▶ **Exercise**
For the records below, the count of lines that hold "time" is required; give only that number.

▶ **Supplied entries**
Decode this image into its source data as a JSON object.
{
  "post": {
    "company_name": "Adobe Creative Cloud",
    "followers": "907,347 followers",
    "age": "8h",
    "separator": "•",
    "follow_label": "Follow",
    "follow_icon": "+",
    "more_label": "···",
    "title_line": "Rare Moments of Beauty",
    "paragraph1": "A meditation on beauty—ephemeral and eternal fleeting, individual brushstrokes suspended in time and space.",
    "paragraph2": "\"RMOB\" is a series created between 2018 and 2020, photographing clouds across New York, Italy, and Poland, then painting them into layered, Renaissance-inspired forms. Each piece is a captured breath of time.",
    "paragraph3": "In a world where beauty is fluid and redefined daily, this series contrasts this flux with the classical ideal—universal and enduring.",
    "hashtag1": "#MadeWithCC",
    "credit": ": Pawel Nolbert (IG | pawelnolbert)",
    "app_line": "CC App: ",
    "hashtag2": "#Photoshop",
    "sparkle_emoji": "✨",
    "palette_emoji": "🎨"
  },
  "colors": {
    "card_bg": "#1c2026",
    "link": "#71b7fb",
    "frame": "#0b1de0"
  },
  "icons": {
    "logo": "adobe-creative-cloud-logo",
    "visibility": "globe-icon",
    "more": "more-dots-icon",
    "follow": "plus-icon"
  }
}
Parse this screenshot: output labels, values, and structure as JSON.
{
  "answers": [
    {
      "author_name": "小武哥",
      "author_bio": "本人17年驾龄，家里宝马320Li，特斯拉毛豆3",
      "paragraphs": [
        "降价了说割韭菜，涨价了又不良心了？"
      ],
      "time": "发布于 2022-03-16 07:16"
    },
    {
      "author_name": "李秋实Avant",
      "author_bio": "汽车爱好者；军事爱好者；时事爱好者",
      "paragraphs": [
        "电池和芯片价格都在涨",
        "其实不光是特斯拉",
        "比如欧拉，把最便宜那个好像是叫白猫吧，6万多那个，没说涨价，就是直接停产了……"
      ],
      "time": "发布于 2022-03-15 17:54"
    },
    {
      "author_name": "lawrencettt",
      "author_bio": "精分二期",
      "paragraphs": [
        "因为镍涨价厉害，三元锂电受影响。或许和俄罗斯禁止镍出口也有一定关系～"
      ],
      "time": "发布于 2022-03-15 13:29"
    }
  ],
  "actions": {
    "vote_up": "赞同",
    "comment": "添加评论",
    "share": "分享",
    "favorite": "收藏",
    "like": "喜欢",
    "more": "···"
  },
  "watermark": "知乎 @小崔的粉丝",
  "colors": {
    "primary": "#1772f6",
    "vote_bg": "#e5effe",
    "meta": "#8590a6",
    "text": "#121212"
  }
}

▶ **Result of the exercise**
5